* _Information given_:
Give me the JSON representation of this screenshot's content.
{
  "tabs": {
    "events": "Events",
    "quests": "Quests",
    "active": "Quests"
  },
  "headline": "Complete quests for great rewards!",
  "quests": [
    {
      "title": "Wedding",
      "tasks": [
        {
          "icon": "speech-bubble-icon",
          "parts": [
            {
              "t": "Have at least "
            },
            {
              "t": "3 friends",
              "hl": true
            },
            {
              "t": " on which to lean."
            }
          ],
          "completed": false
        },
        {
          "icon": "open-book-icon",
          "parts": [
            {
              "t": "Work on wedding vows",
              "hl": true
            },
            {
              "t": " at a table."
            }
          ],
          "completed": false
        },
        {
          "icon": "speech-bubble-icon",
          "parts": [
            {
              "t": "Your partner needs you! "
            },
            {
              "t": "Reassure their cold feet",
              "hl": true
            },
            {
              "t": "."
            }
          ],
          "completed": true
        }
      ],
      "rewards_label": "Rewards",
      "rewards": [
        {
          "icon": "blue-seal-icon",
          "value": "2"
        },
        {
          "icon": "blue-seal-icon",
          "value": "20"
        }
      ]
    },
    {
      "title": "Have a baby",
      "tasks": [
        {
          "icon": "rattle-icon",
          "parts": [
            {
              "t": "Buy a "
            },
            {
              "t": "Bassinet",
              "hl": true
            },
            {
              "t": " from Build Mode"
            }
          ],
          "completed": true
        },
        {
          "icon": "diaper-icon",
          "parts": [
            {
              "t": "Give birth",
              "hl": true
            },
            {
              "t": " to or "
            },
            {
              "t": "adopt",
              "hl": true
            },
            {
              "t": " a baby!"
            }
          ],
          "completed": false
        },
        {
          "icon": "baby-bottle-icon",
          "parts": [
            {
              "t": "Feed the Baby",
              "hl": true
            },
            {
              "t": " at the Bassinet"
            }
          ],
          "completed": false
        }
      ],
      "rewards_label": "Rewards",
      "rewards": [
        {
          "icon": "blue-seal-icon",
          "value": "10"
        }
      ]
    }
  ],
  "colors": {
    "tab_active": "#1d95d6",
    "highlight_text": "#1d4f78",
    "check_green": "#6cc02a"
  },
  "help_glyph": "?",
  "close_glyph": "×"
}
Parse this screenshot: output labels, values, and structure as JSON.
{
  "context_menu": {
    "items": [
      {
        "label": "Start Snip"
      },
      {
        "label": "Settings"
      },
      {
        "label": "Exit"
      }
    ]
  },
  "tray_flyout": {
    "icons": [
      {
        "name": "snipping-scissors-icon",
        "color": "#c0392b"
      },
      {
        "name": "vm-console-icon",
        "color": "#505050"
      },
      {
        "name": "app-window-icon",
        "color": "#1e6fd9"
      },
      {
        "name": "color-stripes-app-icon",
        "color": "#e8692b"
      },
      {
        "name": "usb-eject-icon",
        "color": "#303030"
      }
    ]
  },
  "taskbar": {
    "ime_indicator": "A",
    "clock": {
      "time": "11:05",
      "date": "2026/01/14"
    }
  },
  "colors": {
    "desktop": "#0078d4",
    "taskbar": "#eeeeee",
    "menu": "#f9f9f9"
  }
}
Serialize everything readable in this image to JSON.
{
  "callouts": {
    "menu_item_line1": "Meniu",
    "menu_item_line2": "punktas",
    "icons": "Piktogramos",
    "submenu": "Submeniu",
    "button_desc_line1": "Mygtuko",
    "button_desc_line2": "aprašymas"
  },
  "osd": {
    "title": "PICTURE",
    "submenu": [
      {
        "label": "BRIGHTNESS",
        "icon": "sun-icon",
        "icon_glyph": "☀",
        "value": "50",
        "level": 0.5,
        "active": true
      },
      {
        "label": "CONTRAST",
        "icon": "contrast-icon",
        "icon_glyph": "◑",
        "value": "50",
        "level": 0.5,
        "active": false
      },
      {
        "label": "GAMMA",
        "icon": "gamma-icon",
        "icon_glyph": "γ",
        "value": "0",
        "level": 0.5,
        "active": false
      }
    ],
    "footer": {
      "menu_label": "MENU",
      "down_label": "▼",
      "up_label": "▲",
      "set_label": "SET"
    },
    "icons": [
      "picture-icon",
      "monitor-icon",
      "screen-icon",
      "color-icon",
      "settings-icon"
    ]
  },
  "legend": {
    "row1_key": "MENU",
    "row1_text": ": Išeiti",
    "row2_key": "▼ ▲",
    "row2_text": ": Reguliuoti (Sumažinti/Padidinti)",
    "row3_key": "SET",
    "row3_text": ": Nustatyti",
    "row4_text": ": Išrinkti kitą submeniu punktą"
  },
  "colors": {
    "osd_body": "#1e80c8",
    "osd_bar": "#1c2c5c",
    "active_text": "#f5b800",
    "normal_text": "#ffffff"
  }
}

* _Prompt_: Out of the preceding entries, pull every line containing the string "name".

* _Written solution_:
        "name": "snipping-scissors-icon",
        "name": "vm-console-icon",
        "name": "app-window-icon",
        "name": "color-stripes-app-icon",
        "name": "usb-eject-icon",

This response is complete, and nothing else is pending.